Remember the Night (1940). 91 minutes. Directed by Mitchell Leisen. Starring Barbara Stanwyck (as Lee Leander), Fred MacMurray (as John Sargent), Beulah Bondi (as Mrs. Sargent), Elizabeth Patterson (as Aunt Emma), Sterling Holloway ( as Willie Simms), Paul Guilfoyle (as district attorney), Charles Waldron (as New York judge), Fred Toones (as Rufus), Tom Kennedy (as Fat Mike), Georgia Cane (as Lee’s mother). Screenplay by Preston Sturges.

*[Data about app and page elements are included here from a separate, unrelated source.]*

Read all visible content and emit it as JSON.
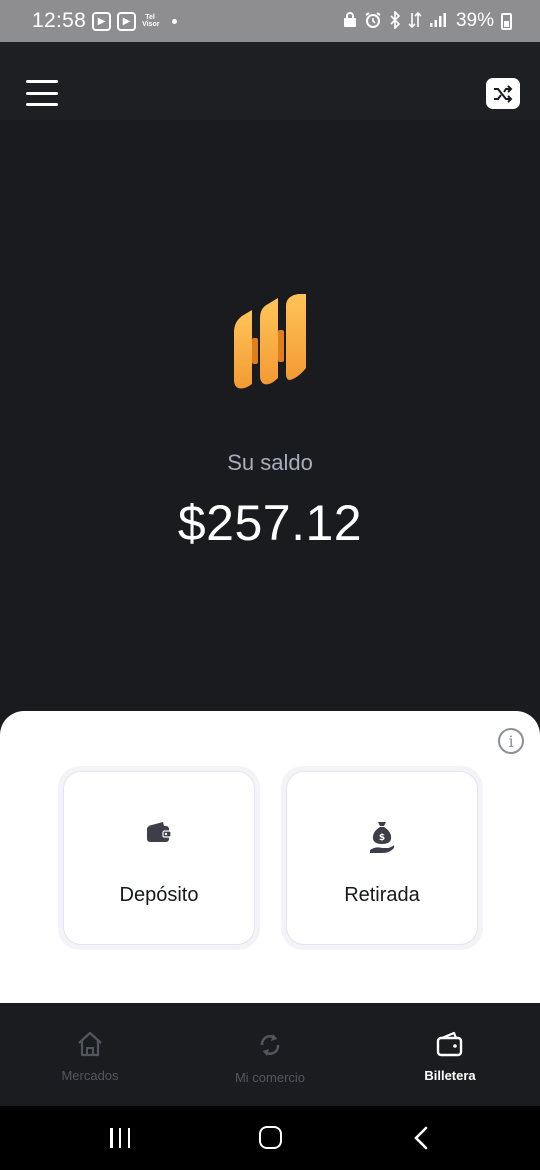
{
  "status_bar": {
    "time": "12:58",
    "small_app_text": "Tel Visor",
    "battery_percent": "39%"
  },
  "header": {
    "menu_icon": "hamburger-icon",
    "action_icon": "shuffle-icon"
  },
  "wallet": {
    "balance_label": "Su saldo",
    "balance_value": "$257.12",
    "accent_color": "#f5a33b"
  },
  "actions": [
    {
      "label": "Depósito",
      "icon": "wallet-icon"
    },
    {
      "label": "Retirada",
      "icon": "money-bag-hand-icon"
    }
  ],
  "info_icon": "info-icon",
  "bottom_nav": {
    "items": [
      {
        "label": "Mercados",
        "icon": "home-icon",
        "active": false
      },
      {
        "label": "Mi comercio",
        "icon": "refresh-icon",
        "active": false
      },
      {
        "label": "Billetera",
        "icon": "wallet-nav-icon",
        "active": true
      }
    ]
  },
  "system_nav": {
    "recent_icon": "recent-apps-icon",
    "home_icon": "home-button-icon",
    "back_icon": "back-icon"
  }
}
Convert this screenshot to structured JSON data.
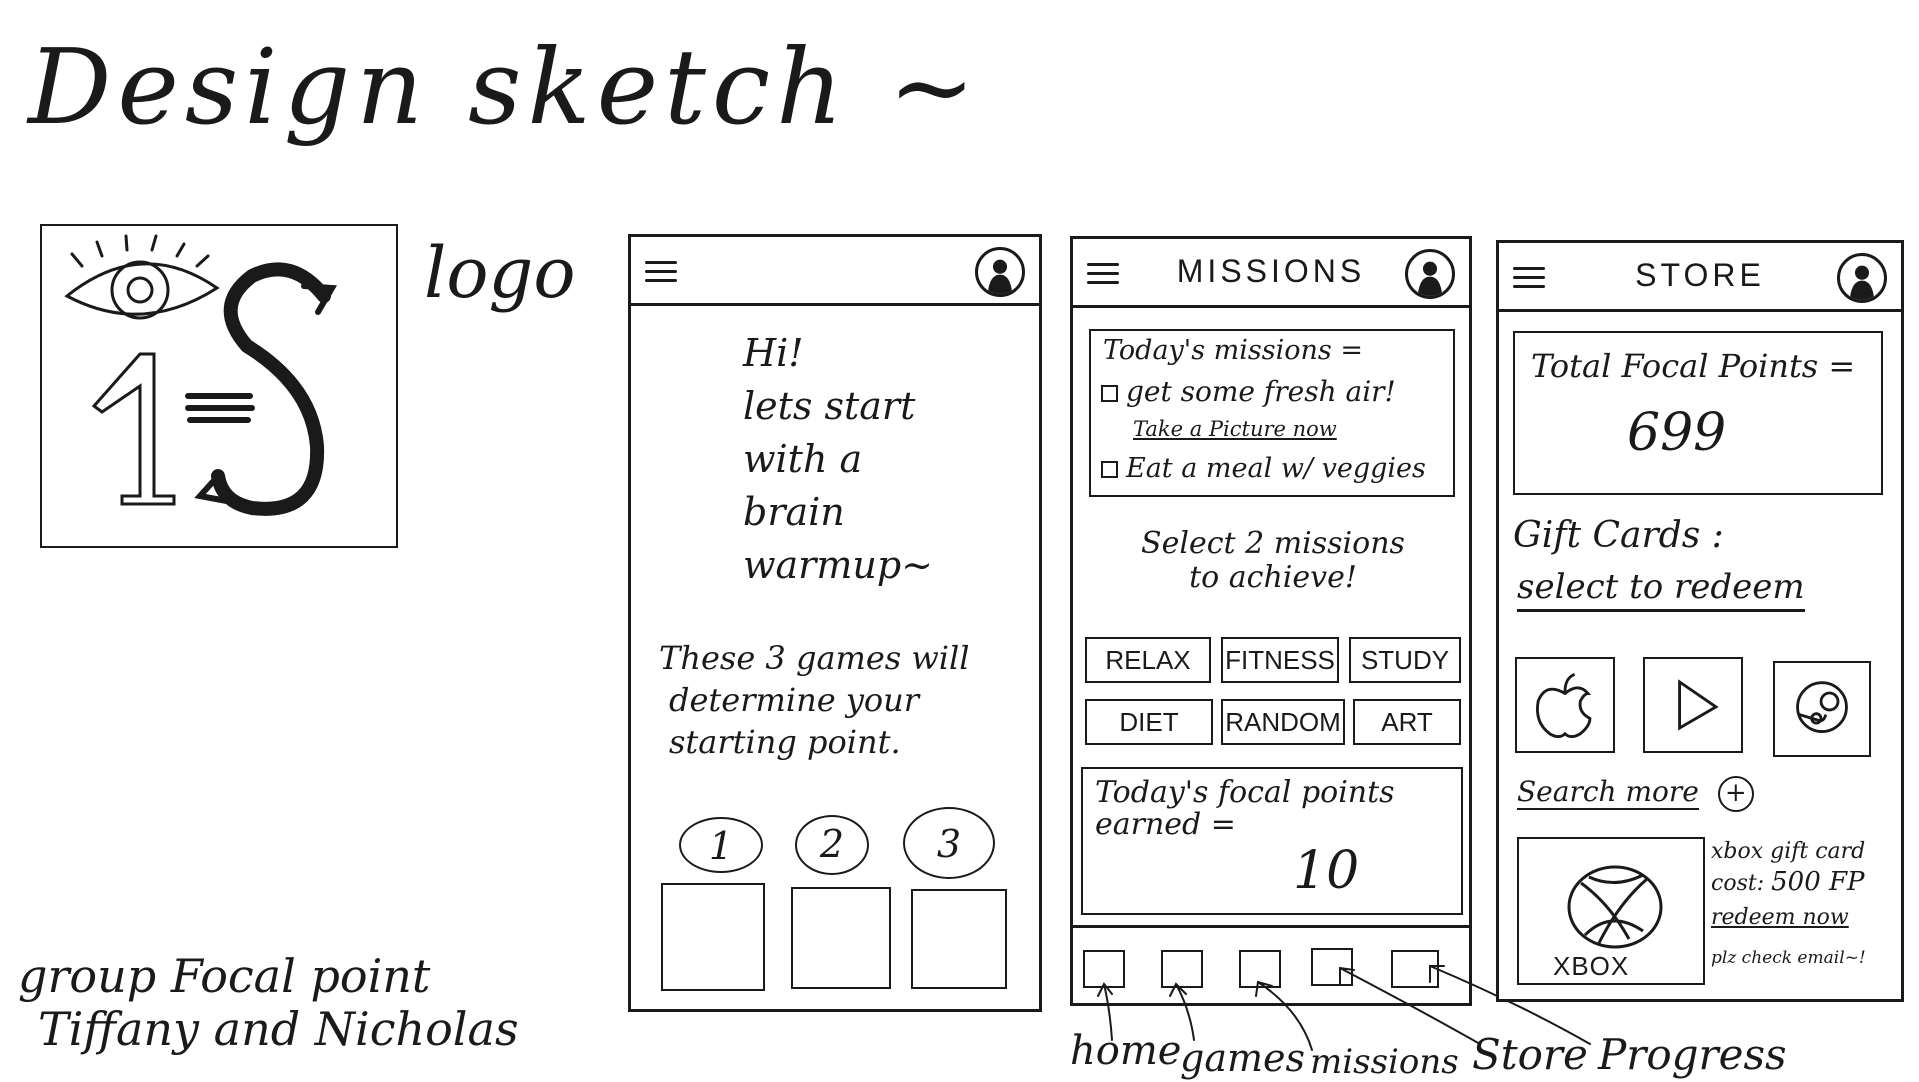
{
  "page_title": "Design sketch ~",
  "logo": {
    "label": "logo"
  },
  "credits": {
    "line1": "group Focal point",
    "line2": "Tiffany and Nicholas"
  },
  "welcome_screen": {
    "greeting": [
      "Hi!",
      "lets start",
      "with a",
      "brain",
      "warmup~"
    ],
    "info": [
      "These 3 games will",
      "determine your",
      "starting point."
    ],
    "games": [
      "1",
      "2",
      "3"
    ]
  },
  "missions_screen": {
    "title": "MISSIONS",
    "today_heading": "Today's missions =",
    "missions": [
      {
        "label": "get some fresh air!",
        "action": "Take a Picture now"
      },
      {
        "label": "Eat a meal w/ veggies"
      }
    ],
    "select_prompt": [
      "Select 2 missions",
      "to achieve!"
    ],
    "categories": [
      "RELAX",
      "FITNESS",
      "STUDY",
      "DIET",
      "RANDOM",
      "ART"
    ],
    "earned_label": [
      "Today's focal points",
      "earned ="
    ],
    "earned_value": "10"
  },
  "bottom_nav": {
    "labels": [
      "home",
      "games",
      "missions",
      "Store",
      "Progress"
    ]
  },
  "store_screen": {
    "title": "STORE",
    "total_label": "Total Focal Points =",
    "total_value": "699",
    "gift_heading": "Gift Cards :",
    "gift_sub": "select to redeem",
    "gift_icons": [
      "apple-icon",
      "google-play-icon",
      "steam-icon"
    ],
    "search_more": "Search more",
    "featured": {
      "brand": "XBOX",
      "title": "xbox gift card",
      "cost_label": "cost:",
      "cost_value": "500 FP",
      "redeem": "redeem now",
      "note": "plz check email~!"
    }
  },
  "colors": {
    "ink": "#1a1a1a",
    "paper": "#ffffff"
  }
}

Remember the Night is a Preston Sturges comedy starring Barbara Stanwyck as a thief and Fred MacMurray as a New York prosecutor who spend Christmas together in Wabash, Indiana. Although not as well known as other Sturges films such as The Lady Eve, Sullivan’s Travels, and The Palm Beach Story, Remember the Night is nevertheless a surprisingly enjoyable holiday film weirdly mixed together with elements of a trial drama. In addition, and probably the reason that I recommend it the most, the movie also functions as a love story to the … Read the rest